Problem details> Output each entry in full so that the result matches the data exactly.

== Input material

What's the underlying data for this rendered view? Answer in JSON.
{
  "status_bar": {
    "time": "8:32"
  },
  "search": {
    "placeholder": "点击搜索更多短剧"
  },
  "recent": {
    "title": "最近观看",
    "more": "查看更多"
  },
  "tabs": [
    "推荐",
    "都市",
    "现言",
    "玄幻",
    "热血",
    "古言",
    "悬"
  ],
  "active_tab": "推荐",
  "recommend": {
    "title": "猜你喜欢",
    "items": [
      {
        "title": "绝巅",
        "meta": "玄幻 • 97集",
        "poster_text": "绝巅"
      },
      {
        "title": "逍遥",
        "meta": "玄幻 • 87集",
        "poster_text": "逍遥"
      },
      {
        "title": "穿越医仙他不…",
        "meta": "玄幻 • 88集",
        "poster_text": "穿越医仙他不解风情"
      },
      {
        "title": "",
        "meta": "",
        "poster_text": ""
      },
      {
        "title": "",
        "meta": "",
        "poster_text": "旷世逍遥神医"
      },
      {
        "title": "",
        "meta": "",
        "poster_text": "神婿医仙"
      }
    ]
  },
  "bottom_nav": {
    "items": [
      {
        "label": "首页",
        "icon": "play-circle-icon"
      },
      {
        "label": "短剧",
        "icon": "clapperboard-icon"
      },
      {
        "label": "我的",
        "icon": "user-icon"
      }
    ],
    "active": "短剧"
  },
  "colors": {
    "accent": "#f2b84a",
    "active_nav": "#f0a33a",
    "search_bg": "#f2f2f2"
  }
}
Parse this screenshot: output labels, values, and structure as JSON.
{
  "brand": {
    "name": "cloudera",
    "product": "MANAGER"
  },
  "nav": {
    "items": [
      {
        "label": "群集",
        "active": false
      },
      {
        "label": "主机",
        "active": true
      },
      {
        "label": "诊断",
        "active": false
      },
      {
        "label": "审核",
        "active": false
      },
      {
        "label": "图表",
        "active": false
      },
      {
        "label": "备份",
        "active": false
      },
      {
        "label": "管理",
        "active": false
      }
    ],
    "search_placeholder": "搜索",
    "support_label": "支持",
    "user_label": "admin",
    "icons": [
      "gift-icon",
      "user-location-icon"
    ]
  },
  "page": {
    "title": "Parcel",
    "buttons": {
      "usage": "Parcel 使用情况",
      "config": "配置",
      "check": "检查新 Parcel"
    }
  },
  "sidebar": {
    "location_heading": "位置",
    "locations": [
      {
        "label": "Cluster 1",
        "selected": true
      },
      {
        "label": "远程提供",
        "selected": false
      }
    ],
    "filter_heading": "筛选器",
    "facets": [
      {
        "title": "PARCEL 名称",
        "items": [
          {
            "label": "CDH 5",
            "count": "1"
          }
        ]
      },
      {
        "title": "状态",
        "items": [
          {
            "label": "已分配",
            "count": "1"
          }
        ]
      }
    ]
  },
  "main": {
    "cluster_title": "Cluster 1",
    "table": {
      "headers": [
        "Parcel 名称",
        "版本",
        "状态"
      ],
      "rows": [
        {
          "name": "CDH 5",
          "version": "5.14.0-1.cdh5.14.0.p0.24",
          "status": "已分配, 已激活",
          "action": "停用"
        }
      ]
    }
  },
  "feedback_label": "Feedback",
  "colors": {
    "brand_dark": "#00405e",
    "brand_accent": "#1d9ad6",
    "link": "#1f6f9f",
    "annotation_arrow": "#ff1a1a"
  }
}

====

Your response>
What's the underlying data for this rendered view? Answer in JSON.
{
  "status_bar": {
    "time": "8:32"
  },
  "search": {
    "placeholder": "点击搜索更多短剧"
  },
  "recent": {
    "title": "最近观看",
    "more": "查看更多"
  },
  "tabs": [
    "推荐",
    "都市",
    "现言",
    "玄幻",
    "热血",
    "古言",
    "悬"
  ],
  "active_tab": "推荐",
  "recommend": {
    "title": "猜你喜欢",
    "items": [
      {
        "title": "绝巅",
        "meta": "玄幻 • 97集",
        "poster_text": "绝巅"
      },
      {
        "title": "逍遥",
        "meta": "玄幻 • 87集",
        "poster_text": "逍遥"
      },
      {
        "title": "穿越医仙他不…",
        "meta": "玄幻 • 88集",
        "poster_text": "穿越医仙他不解风情"
      },
      {
        "title": "",
        "meta": "",
        "poster_text": ""
      },
      {
        "title": "",
        "meta": "",
        "poster_text": "旷世逍遥神医"
      },
      {
        "title": "",
        "meta": "",
        "poster_text": "神婿医仙"
      }
    ]
  },
  "bottom_nav": {
    "items": [
      {
        "label": "首页",
        "icon": "play-circle-icon"
      },
      {
        "label": "短剧",
        "icon": "clapperboard-icon"
      },
      {
        "label": "我的",
        "icon": "user-icon"
      }
    ],
    "active": "短剧"
  },
  "colors": {
    "accent": "#f2b84a",
    "active_nav": "#f0a33a",
    "search_bg": "#f2f2f2"
  }
}
Parse this screenshot: output labels, values, and structure as JSON.
{
  "brand": {
    "name": "cloudera",
    "product": "MANAGER"
  },
  "nav": {
    "items": [
      {
        "label": "群集",
        "active": false
      },
      {
        "label": "主机",
        "active": true
      },
      {
        "label": "诊断",
        "active": false
      },
      {
        "label": "审核",
        "active": false
      },
      {
        "label": "图表",
        "active": false
      },
      {
        "label": "备份",
        "active": false
      },
      {
        "label": "管理",
        "active": false
      }
    ],
    "search_placeholder": "搜索",
    "support_label": "支持",
    "user_label": "admin",
    "icons": [
      "gift-icon",
      "user-location-icon"
    ]
  },
  "page": {
    "title": "Parcel",
    "buttons": {
      "usage": "Parcel 使用情况",
      "config": "配置",
      "check": "检查新 Parcel"
    }
  },
  "sidebar": {
    "location_heading": "位置",
    "locations": [
      {
        "label": "Cluster 1",
        "selected": true
      },
      {
        "label": "远程提供",
        "selected": false
      }
    ],
    "filter_heading": "筛选器",
    "facets": [
      {
        "title": "PARCEL 名称",
        "items": [
          {
            "label": "CDH 5",
            "count": "1"
          }
        ]
      },
      {
        "title": "状态",
        "items": [
          {
            "label": "已分配",
            "count": "1"
          }
        ]
      }
    ]
  },
  "main": {
    "cluster_title": "Cluster 1",
    "table": {
      "headers": [
        "Parcel 名称",
        "版本",
        "状态"
      ],
      "rows": [
        {
          "name": "CDH 5",
          "version": "5.14.0-1.cdh5.14.0.p0.24",
          "status": "已分配, 已激活",
          "action": "停用"
        }
      ]
    }
  },
  "feedback_label": "Feedback",
  "colors": {
    "brand_dark": "#00405e",
    "brand_accent": "#1d9ad6",
    "link": "#1f6f9f",
    "annotation_arrow": "#ff1a1a"
  }
}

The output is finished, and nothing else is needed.